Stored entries
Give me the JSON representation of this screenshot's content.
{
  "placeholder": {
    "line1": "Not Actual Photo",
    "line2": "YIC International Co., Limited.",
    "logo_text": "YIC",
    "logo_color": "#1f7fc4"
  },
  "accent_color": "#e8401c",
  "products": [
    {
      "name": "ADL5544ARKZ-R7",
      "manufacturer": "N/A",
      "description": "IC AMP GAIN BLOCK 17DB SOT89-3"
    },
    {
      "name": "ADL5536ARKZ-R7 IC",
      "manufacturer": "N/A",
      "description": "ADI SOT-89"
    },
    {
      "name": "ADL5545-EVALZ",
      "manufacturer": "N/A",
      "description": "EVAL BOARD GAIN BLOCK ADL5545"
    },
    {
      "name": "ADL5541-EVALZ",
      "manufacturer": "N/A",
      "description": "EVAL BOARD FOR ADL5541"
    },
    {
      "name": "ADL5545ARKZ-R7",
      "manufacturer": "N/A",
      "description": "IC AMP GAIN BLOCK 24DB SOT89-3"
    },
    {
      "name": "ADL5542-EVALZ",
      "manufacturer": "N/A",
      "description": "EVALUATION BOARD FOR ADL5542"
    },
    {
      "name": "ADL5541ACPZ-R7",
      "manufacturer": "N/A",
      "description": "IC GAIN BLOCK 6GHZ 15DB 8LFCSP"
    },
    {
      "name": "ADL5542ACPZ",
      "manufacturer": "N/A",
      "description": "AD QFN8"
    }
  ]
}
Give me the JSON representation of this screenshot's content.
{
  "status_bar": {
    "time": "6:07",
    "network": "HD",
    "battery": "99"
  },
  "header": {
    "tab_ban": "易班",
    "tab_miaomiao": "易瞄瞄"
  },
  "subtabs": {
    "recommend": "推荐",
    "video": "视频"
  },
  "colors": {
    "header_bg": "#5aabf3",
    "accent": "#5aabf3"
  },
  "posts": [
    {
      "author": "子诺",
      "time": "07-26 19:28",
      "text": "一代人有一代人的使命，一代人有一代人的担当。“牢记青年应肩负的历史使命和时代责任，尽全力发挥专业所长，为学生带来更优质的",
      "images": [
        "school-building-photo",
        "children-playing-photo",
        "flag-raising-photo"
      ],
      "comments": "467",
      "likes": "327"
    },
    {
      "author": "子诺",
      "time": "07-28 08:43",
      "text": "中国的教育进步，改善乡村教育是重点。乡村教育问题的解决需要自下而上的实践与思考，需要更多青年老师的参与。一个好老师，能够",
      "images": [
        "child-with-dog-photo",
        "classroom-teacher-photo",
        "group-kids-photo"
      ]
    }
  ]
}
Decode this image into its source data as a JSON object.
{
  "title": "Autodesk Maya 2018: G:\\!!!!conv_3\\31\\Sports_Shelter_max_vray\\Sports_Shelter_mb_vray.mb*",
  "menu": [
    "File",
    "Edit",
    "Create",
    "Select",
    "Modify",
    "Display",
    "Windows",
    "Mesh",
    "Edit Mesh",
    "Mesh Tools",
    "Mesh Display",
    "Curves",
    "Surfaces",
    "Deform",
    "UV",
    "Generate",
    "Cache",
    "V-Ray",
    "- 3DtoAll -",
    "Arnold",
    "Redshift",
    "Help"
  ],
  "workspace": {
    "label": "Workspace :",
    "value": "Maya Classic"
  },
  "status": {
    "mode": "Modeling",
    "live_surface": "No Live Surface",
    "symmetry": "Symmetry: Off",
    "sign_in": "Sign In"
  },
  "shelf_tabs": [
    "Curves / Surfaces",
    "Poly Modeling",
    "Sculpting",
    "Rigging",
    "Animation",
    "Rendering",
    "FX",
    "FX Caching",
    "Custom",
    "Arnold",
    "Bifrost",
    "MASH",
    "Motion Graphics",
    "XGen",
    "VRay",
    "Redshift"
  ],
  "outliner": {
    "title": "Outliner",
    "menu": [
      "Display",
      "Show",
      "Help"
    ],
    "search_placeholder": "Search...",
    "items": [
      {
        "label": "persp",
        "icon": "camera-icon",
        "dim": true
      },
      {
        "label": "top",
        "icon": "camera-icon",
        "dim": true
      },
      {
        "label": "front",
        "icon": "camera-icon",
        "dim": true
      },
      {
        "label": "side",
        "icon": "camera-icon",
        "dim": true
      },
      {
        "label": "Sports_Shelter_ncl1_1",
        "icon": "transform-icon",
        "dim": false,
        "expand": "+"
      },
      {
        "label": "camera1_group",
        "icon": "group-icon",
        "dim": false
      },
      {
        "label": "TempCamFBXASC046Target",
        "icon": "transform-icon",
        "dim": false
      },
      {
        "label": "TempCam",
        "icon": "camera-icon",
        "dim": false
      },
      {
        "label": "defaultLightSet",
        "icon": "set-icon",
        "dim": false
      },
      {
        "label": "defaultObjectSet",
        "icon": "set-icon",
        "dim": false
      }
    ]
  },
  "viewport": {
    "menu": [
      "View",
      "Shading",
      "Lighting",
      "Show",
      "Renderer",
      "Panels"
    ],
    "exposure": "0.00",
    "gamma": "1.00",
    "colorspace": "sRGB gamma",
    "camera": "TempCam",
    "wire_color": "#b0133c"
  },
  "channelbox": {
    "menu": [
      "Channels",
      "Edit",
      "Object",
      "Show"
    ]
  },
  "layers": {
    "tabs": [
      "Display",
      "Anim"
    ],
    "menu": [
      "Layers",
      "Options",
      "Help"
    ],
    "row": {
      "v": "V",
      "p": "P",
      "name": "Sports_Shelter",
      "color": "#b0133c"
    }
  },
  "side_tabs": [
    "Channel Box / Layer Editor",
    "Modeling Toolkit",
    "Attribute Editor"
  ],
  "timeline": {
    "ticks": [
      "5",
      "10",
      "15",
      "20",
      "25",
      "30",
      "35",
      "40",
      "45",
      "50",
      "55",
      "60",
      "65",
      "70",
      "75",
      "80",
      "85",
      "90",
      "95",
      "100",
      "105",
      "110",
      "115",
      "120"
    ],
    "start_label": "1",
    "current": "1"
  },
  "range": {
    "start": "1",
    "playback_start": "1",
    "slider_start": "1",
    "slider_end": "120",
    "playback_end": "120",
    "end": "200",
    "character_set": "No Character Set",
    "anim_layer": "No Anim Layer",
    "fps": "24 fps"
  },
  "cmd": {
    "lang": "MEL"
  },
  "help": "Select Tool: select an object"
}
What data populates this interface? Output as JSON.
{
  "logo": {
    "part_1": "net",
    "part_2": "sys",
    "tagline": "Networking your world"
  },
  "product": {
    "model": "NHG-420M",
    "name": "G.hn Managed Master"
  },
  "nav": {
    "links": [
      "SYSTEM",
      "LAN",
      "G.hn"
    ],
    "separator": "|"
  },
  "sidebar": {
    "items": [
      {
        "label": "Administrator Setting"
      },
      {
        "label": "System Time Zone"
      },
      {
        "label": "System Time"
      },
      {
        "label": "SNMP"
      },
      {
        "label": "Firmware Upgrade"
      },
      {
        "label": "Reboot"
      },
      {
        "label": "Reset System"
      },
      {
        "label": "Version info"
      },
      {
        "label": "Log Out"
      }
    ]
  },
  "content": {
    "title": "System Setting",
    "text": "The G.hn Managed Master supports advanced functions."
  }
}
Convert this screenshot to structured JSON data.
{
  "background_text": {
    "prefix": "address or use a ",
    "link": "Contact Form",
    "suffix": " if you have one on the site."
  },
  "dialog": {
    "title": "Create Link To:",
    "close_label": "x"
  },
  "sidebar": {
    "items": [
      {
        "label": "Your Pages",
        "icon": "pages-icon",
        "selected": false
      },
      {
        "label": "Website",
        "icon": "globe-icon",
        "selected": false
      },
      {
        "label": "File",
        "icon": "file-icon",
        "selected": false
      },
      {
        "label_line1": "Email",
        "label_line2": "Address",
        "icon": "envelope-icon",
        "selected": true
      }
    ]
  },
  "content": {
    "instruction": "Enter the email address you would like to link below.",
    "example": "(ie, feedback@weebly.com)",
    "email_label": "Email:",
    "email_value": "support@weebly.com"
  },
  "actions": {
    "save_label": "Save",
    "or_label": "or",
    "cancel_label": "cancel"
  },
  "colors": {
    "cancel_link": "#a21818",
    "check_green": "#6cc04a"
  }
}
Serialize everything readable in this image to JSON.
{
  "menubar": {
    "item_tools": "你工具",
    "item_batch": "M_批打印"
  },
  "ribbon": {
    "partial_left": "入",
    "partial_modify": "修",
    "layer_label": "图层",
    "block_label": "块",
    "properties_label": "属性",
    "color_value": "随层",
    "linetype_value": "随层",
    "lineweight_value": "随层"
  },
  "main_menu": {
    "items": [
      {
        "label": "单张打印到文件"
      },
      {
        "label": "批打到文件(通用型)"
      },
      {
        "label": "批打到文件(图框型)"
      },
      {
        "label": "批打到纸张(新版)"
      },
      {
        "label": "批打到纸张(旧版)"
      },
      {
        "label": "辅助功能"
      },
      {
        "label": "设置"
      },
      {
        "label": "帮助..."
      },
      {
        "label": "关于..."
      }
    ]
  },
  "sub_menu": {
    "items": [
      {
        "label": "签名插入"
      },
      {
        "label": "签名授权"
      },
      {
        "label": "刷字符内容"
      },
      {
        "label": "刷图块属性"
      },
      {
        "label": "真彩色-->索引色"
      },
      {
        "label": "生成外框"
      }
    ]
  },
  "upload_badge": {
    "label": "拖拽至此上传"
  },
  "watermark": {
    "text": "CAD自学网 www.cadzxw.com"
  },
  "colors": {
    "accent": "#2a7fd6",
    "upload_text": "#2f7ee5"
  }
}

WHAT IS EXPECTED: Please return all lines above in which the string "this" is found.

WRITTEN ANSWER:
Give me the JSON representation of this screenshot's content.
Give me the JSON representation of this screenshot's content.
Decode this image into its source data as a JSON object.
What data populates this interface? Output as JSON.
Convert this screenshot to structured JSON data.
Serialize everything readable in this image to JSON.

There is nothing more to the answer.